Taxing drivers for how many miles they travel rather than how much gasoline they buy
Minnesota and Oregon already are testing technology to keep track of mileage. Other states, including Washington and Nevada, are preparing similar projects.
In Minnesota, 500 volunteers in largely urban Hennepin and mostly rural Wright counties have been testing a system using software installed on smartphones, says Chris Krueger, spokeswoman for the Minnesota Department of Transportation. “We can collect trip info and be able to simulate what it would be like to have a mileage-based user fee,” she says.
MinnDOT will provide a report on their research when the pilot is complete in December. “We know that eventually there will be an isue of not having enough revenue from the gas tax,” Krueger says.
A federal miles-traveled tax is unlikely, Schank says. “So far, the federal government has been terrified of even talking about this,” he says. “The federal government needs to take a leadership role in helping states do this.You want to have sharing of information, compatibility across state lines.”
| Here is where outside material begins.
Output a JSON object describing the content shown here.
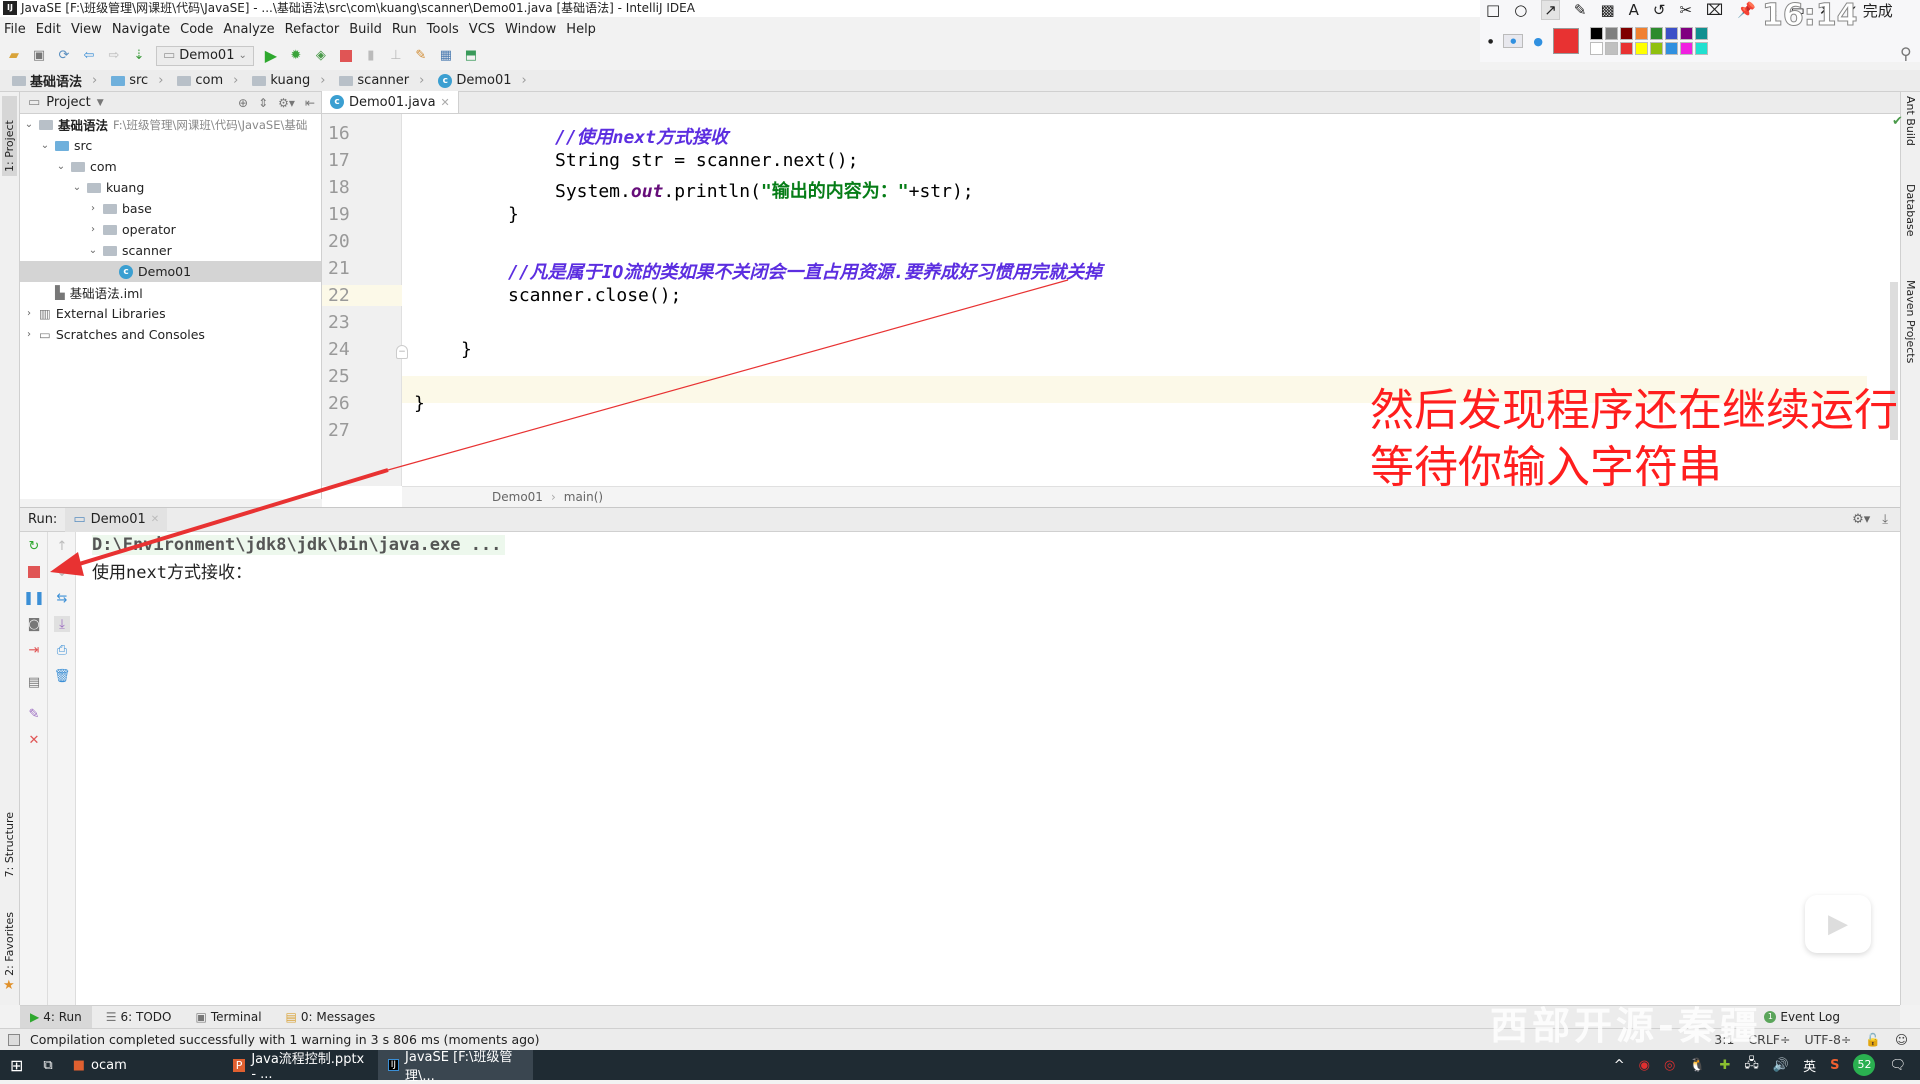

Law enforcement officials refuse to identify who installed 'mystery' cameras on utility poles throughout St. Lawrence County, New York
Some area law enforcement officials apparently know who is installing the mysterious camera boxes on utility poles around St. Lawrence County, but they’re not saying who it is.
The boxes, with a window for cameras to peer out of, have popped up in Norwood, Raymondville, DeKalb Junction, Waddington, Massena and Canton, according to witnesses.
Law enforcement officials at local, state and federal agencies agree the boxes contain license plate readers that take snapshots, and are notvideo cameras that send live feeds. But none of them are willing to identify what agency the cameras belong to and who is operating them.
The cameras appear to be identical to license plate readers advertised on web sites as containing a visible light camera, infrared camera and an infrared light source. The cameras can read plates on passing vehicles, record the plate number, date, time and location, send it to a database for storage, and alert law enforcement if it detects a vehicle or driver being sought.
They are similar to vehicle-mounted units that St. Lawrence County Sheriff Kevin Wells says his department has been using for 10 years.
But about the pole-mounted cameras, Sheriff Wells says, “They are not mine.”
Note: all emphasis is added. This is a tiny piece of the entire article and the entire article is required reading if you want to grasp this material. All points indicated with “-” are directly from official Air Force documents obtained originally by CBS Los Angeles.
While the U.S. Air Force’s guidelines claim that drones are not allowed to carry out “non-consensual surveillance” on U.S. citizens or property, there are plenty of exceptions to this allowing such surveillance to occur.
Some of these many exceptions outlined in the Air Force documents include:
- Investigating or preventing clandestine intelligence activities by foreign powers, international narcotics activities, or international terrorist activities
- Protecting DoD employees, information, property and facilities
- Preventing, detecting or investigating other violations of law
- Other violations of law. Information incidentally acquired during the course of Air Force counterintelligence activities reasonably believed to indicate a violation of state, local or foreign law will be provided to appropriate officials IAW procedures established by the Commander, AFOSI. Information incidentally acquired during the course of Air Force foreign intelligence activities reasonably believed to indicate a violation of state, local, or foreign law will, unless otherwise decided by AF/A2 for national security reasons, be provided to AFOSI IAW procedures established by the AF/A2, or his/her designee, for investigation or referral to the appropriate law enforcement agency. Information covered by this paragraph includes US persona information.